“I don’t need a vote of confidence, but I must admit, every good thing must have it’s conclusion.” Juergen Klopp’s Wednesday press conference with Borussia Dortmund looked tense, sounded tense and it probably summed up the entire atmosphere and season for Die Borussen. Dortmund currently sit in the relegation zone in the Bundesliga after they suffered their eighth defeat of the season to Eintracht Frankfurt on Sunday. And then comes the Jerkyll and Hyde syndrome.
They sit on top of their group in the Champions League and are in the next round of the German Cup. How could this be happening? How could one of the most exciting teams of the last four years become a team that is on the verge of collapsing? When Klopp arrived in 2008, he needed about three to four years to build a side good enough to challenge Bayern Munich to the title, and the task was set to become even tougher as the club had just come out of a financial crisis and attracting top players would be even more difficult.
Hence they ended up signing the unknown Robert Lewandowski and taking players from their famed youth academy. They upsetted the applecart, winning the Bundesliga title in 2011 and set the tone for a golden era under Klopp. With Lewandowski, Shinji Kagawa and Mario Goetze, Dortmund retained the championship and went a step further and won the double and immediately they would won the love and trust of the footballing world. Bayern now had a serious challenger.
The following year, they signed academy player Marco Reus and despite not winning anything, their Champions League runners-up finish was enough to suggest that Klopp was heading in the right direction with the team, playing a pressing game with a ruthless counter-attacks. Goetze’s transfer to enemies Bayern Munich was the start of a coll relationship between the two clubs and Klopp even went further to say that “Dortmund are the Robin Hood of Germany.” Nice statement. Maybe Bayern do represent the ruthless ways in Robin’s enemy King John in the legendary tale.
Lewandowski moved to Bayern this season, and this move is probably the one that has seriously dented the goal scoring department of the side. The Pole’s replacement was Ciro Immobile, but as yet, the Italian hasn’t lived up to the expectations set by his predecessor. Do Dortmund really have a bad team? No, the same creativity remains with Pierre Emerick Aubameyeng and Henrikh Mkhitaryan still around and even with Marco Reus missing bits of the season, Klopp himself has not use this as an excuse.
There’s a collective abundance of individual talent, but at this moment, their lack of finishing and defensive woes have put them in the dark area called the Bundesliga Basement, and it is one dark place. Dortmund, two seasons or even a season ago, would have finished off the games or even picked up a point in the games they are currently losing now. One can’t only put the blame squarely on Immobile’s lack of finishing.

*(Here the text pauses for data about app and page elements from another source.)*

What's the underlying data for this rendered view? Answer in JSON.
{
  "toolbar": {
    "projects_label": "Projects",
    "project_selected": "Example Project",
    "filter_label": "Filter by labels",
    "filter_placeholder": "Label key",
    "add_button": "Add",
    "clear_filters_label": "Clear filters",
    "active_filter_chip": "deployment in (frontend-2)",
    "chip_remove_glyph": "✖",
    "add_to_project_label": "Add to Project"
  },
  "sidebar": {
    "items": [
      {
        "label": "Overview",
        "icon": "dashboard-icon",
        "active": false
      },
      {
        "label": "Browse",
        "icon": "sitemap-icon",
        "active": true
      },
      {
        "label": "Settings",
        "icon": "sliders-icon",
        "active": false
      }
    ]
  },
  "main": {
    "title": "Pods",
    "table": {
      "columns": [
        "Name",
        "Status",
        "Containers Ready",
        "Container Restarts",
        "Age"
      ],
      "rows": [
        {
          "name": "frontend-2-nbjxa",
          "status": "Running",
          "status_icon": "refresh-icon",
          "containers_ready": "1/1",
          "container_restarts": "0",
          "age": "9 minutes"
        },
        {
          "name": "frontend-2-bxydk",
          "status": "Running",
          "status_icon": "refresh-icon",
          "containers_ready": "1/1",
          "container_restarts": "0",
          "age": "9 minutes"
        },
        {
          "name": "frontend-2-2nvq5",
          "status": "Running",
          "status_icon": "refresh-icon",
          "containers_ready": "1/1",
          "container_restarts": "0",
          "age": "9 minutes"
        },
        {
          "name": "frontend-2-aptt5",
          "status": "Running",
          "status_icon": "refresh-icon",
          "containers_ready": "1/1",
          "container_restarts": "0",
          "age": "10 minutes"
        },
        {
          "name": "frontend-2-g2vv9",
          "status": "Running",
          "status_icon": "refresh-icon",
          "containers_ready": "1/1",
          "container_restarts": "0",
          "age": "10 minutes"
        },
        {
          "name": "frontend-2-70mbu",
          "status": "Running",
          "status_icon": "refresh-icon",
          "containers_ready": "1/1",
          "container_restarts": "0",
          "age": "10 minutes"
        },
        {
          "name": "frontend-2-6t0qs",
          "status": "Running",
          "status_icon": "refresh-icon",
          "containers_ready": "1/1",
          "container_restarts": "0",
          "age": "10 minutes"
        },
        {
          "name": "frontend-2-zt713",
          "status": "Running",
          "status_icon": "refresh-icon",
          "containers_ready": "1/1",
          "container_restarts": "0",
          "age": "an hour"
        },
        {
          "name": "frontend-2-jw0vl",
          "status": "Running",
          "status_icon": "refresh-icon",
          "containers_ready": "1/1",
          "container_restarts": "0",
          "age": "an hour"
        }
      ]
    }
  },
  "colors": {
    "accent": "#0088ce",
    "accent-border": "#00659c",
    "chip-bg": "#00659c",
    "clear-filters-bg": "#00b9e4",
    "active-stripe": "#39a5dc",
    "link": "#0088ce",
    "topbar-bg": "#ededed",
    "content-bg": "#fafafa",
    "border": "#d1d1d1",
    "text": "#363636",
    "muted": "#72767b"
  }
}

Mkhitaryan and Aubameyeng themselves are natural goalscorers.
It seems right now, where Dortmund are lacking, the much “smaller” teams are benefiting and Die Borussen are slowly becoming the whipping boys of these teams. Weird isn’t it? But that’s the scenario presented to Klopp and his ailing troops. Dortmund won’t go down. They have a good enough squad to make sure that they get right back up there in a top four position but can going deep in the Champions League or even winning the German Cup be enough to paper the cracks of a bad league season?
Goetze and Lewandowski are gone, and Klopp’s two leaders, Mats Hummels and Reus, are the inevitable players that may leave the Signal Iduna Arena next. Dortmund don’t have the financial muscle to challenge Bayern, and in the Champions League, it would be a matter of luck and a kind draw that could see them go far. Dortmund’s clash on Friday night against Hoffenheim does represent the old cliche of “do or die” and the charisma of Klopp may not be able to play down the seriousness of this time. Klopp’s conclusion may not have been the one he would have loved to have scripted, but should the night’s encounter not go according to script, the “Mad Scientist’s” wonderful experiment at Dortmund may just end.